Thursday, June 30, 2011

In search of Puffins after a night in Hali

Last night I stayed in Hali, which is a seaside “town” framed by the fjords on the opposite side where three farms are joined together.  The owners of these farms are all related to each other and they have been farming this area for generations.  Each of the three farms has their specialty (cows, sheep, and trout) that is brought together in order to provide the meals at the restaurant. 

The museum/restaurant/check-in for the guest houses dedicated to the works of Thorbergur Thordarson
I met the trout farmer when I was looking at his tanks and he said the tanks are warmed by a geothermal well in order to keep his tanks a constant temperature (14 degrees C) year round.  It typically takes 17 months for the trout to go from egg to dinner plate.  After a buffet meal with trout, lamb, potatoes, vegetables and breads all made at the farm, I stayed at the guesthouse.  The town was also dedicated to the works of the writer Thorbergur Thordarson (English translated name since the “th” is a circle with a line through it in Icelandic and the “d” is not the exact same letter as ours).  The main building has a siding of a giant book case complete with Thordarson’s volumes of work. 
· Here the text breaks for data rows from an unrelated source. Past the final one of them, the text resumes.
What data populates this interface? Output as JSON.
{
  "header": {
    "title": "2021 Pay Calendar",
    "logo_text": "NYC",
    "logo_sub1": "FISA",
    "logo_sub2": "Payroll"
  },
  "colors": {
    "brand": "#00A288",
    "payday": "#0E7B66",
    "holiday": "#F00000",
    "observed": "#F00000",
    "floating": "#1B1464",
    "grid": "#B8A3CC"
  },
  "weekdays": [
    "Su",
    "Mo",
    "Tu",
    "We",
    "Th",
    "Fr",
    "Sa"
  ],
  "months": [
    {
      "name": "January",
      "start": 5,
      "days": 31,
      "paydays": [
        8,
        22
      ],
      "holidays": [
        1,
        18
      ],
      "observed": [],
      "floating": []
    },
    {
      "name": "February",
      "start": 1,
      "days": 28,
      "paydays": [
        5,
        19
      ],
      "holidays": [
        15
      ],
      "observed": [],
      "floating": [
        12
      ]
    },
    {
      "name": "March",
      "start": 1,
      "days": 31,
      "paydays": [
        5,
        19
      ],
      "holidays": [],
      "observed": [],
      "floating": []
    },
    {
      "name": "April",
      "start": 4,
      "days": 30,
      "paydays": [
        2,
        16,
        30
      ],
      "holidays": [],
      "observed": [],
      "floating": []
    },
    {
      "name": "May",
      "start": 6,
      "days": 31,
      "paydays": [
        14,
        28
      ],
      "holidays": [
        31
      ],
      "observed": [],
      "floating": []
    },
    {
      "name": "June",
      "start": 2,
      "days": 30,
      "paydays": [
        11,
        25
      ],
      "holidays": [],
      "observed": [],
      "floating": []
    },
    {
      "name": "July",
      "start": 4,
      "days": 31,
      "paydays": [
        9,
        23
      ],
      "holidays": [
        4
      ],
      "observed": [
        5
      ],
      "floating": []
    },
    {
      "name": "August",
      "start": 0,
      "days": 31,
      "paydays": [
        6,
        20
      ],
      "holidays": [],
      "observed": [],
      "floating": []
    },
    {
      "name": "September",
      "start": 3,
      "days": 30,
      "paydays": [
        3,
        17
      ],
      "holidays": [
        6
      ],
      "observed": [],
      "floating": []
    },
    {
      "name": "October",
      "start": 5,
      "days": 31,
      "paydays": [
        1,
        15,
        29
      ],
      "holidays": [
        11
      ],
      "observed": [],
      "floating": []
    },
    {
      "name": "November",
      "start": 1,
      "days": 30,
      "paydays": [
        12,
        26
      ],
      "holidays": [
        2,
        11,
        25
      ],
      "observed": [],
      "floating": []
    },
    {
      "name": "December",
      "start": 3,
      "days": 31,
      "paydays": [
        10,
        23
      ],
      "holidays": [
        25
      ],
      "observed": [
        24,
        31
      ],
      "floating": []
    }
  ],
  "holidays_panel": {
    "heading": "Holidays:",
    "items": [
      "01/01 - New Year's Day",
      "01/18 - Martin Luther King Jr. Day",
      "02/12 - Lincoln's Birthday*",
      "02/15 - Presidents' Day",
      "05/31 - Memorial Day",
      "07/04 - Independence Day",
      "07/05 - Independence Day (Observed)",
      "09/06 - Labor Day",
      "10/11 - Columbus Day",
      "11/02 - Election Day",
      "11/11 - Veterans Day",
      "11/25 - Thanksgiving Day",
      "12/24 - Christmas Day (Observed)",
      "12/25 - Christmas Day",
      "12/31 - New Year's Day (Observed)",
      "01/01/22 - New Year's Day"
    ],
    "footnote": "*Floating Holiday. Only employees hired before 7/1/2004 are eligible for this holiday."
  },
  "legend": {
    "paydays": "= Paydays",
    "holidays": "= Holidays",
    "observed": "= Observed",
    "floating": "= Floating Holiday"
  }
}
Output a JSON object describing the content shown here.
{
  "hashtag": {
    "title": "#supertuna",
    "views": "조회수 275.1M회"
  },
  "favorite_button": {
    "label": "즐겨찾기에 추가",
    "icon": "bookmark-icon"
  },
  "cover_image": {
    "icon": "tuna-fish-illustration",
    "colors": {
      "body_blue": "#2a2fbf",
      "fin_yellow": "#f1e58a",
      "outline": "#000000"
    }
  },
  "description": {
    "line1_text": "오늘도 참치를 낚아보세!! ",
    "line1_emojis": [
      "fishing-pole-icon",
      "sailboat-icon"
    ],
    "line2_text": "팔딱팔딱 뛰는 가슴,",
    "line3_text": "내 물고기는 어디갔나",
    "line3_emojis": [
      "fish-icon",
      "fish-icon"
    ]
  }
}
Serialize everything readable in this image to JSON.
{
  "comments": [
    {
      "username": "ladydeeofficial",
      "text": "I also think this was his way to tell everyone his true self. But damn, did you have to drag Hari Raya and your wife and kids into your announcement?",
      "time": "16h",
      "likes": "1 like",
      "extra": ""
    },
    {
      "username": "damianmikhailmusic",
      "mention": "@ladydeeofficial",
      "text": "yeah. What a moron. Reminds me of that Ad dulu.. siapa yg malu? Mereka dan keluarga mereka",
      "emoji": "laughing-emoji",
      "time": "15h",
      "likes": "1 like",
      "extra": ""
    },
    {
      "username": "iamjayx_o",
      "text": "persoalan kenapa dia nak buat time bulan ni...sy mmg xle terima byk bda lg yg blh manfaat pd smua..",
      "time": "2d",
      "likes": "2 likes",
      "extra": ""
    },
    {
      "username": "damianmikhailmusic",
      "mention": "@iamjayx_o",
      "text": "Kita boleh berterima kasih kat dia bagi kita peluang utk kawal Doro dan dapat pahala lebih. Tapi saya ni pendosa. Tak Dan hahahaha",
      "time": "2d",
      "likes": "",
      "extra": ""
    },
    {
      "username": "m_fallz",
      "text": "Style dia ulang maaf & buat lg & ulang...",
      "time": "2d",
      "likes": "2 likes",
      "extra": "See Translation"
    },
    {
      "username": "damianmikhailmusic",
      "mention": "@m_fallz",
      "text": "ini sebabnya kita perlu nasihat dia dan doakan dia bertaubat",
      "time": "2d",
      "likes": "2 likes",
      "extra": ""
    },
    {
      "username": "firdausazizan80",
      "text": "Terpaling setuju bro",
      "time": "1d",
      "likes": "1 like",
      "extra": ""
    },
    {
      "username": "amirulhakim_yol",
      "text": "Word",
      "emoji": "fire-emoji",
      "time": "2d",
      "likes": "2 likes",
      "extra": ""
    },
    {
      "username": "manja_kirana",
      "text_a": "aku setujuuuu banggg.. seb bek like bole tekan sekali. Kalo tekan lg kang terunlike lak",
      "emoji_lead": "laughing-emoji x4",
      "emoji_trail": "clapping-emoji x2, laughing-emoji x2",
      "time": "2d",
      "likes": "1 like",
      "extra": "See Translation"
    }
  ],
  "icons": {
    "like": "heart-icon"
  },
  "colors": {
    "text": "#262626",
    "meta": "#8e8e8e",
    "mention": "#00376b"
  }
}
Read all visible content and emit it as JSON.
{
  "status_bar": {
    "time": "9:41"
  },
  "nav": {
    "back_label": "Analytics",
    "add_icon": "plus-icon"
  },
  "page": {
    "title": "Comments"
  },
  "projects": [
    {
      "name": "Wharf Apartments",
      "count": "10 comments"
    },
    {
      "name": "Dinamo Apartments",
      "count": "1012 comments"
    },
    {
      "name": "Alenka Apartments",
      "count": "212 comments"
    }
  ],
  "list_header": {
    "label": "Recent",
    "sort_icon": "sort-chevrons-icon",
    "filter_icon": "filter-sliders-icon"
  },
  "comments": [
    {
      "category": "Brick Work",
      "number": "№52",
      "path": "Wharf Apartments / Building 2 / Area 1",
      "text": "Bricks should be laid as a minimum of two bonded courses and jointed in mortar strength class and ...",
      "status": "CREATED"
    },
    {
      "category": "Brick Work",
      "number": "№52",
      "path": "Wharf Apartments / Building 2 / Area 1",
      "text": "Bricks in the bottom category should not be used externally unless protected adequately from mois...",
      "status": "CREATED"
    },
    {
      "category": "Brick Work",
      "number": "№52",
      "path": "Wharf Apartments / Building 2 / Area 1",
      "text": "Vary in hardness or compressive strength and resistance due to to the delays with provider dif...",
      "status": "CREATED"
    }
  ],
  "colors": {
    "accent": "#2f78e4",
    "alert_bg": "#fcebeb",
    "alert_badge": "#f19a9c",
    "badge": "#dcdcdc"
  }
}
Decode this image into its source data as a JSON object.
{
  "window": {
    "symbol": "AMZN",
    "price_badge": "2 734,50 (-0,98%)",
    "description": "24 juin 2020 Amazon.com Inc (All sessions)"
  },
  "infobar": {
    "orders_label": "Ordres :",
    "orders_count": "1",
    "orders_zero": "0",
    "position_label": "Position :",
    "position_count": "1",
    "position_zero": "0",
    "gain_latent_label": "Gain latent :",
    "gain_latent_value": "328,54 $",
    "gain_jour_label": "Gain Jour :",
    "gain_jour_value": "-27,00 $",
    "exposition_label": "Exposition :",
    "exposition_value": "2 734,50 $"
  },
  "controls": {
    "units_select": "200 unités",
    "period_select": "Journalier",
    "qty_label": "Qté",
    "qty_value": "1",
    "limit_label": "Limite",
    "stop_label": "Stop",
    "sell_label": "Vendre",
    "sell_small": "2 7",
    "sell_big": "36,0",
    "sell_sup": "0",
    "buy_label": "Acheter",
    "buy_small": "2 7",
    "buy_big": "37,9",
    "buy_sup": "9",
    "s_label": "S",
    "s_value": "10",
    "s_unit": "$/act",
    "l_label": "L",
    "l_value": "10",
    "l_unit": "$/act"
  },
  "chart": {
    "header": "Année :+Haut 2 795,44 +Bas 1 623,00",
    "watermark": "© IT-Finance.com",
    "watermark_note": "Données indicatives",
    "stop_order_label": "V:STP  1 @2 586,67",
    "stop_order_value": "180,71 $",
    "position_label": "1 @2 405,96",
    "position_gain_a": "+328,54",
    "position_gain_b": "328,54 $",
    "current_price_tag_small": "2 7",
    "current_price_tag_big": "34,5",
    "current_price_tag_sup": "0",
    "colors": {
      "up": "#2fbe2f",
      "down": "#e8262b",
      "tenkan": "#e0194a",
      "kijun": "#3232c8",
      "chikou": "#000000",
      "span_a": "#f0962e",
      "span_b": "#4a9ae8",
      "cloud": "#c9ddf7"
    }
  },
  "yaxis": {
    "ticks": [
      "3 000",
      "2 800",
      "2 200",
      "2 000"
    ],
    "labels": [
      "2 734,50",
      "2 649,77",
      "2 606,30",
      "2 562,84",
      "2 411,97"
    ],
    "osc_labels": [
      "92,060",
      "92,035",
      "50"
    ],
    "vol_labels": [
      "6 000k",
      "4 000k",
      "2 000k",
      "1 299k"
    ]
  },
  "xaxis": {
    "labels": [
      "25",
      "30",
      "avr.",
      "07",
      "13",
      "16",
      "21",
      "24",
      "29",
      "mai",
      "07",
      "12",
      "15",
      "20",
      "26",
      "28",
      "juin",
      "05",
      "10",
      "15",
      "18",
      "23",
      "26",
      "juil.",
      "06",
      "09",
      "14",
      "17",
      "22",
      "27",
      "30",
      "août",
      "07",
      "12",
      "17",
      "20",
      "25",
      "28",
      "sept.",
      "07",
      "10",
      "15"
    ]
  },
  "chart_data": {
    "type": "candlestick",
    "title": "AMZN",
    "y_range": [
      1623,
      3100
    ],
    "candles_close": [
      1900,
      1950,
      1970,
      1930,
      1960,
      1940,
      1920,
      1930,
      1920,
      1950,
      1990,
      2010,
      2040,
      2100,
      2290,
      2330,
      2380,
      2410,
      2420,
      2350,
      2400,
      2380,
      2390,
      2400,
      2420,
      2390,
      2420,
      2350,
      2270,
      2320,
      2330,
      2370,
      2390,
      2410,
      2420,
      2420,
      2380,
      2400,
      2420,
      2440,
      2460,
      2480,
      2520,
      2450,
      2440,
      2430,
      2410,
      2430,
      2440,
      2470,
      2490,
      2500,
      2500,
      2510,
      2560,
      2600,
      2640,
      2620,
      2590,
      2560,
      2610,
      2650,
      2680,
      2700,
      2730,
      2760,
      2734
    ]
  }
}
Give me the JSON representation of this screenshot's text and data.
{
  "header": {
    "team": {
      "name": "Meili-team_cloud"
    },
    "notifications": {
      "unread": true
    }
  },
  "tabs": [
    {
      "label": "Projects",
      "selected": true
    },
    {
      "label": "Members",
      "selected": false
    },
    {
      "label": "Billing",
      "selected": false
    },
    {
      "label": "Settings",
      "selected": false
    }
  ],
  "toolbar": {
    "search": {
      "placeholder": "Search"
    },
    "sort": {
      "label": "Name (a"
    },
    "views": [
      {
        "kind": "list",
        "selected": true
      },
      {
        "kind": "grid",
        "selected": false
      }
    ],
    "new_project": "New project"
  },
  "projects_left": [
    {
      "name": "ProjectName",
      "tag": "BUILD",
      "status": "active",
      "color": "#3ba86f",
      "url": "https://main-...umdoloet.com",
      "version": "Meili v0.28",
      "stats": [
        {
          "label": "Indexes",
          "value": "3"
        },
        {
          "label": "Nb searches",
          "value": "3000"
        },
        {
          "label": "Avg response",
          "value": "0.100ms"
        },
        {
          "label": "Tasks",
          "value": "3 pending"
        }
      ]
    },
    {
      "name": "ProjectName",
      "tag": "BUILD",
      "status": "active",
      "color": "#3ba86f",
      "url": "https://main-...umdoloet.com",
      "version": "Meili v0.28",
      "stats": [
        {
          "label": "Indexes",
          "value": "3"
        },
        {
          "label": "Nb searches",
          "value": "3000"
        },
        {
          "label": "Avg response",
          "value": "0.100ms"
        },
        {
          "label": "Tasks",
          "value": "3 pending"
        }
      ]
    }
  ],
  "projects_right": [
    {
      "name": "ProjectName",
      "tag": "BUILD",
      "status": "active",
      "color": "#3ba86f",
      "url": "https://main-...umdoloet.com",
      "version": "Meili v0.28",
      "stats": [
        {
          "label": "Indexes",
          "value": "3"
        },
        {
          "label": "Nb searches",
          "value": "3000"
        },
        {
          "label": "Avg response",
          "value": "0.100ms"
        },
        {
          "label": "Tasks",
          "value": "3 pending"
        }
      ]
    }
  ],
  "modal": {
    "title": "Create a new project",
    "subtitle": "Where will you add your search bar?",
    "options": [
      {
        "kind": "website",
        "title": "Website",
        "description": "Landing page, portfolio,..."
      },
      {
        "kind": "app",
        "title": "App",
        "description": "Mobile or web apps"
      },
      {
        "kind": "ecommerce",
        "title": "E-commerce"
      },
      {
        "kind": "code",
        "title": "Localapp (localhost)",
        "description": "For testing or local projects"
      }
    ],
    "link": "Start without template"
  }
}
The trout farm is warmed by geothermal means.  The large tanks seen outside the building house the fish that are almost ready for the dinner plate.  The smaller fish are housed in tanks inside the building.
After a night’s stay in Hali at the local farm/guest house and a standard breakfast of toast and jam, I headed west along the coast towards my destination of Skaftafell for a glacier hike.  I knew there was a farmer who used his tractor and a wagon to bring tourists out across the black sands to a nesting site for puffins.  I also knew I was not going to make the 9AM trip based on my location to the site.  As luck would have it though, I was driving by the puffin tour driveway at 9:15 when 4 SUVs full of people were turning into the driveway. 
Such a stately looking bird - maybe they were trying
to ignore all of us with our cameras.

I figured that I would test my luck that these were booked patrons and that I may still be able to make the trip after all.  I was in luck, the group was waiting on these folks and I was able to climb aboard in the chaos and take the trip.  
Unfortunately, about an hour into the trip, I realized that I may be late for my glacier hike due to the speed of travel of the group around the grounds combined with our late departure.  After asking the guide about the trip to Skaftafell and knowing he was a guide of such hikes, he phoned the company and set me up for a later hike.  Phew…now I could just enjoy this trip without worry of being late to the next trip – and I got to see the puffins!   
The guide fending off a skua with his hand up high.  The skua swoop in to attack anyone getting too near to their nests.  He suggested this technique of a raised hand or stick since they will attack this highest point (instead of your head).

The puffins nest on this cliff out along the ocean along with gulls and skua (a large agressive bird).  The puffins tend to head to sea when the weather warms up and stay out there all day until it cools down.  Puffins are good at fishing and they can swim a ways underwater in search of a smallish fish they eat. 

Baby skua in its ground nest, which is why the parents were so angry with us - they thought we were looking for a snack.
Next stop is a glacier hike on one of the glacial tongues from Vatnajokull…


  1. So far this is my favorite post. So much happened in such a short amount of time. Amazing. I loved the side of the guest house/museum. Just awesome.

  2. If this was my trip, I think I'd be taking some serious naps! Whew -- you must be tired with all that stuff going on.

  3. And that was all done before the main event of a glacier hike...and another 200 km more of driving...hope to get that post out soon.

    I do need a nap - but I figured that I can nap when I get home. I'm only in Iceland for a few more days! (Although, I don't think I can nap when I get home...the little ones will prevent that from happening - and I'm sure I owe my wife way too much for holding down the fort - I better schedule one in...)
    Chris S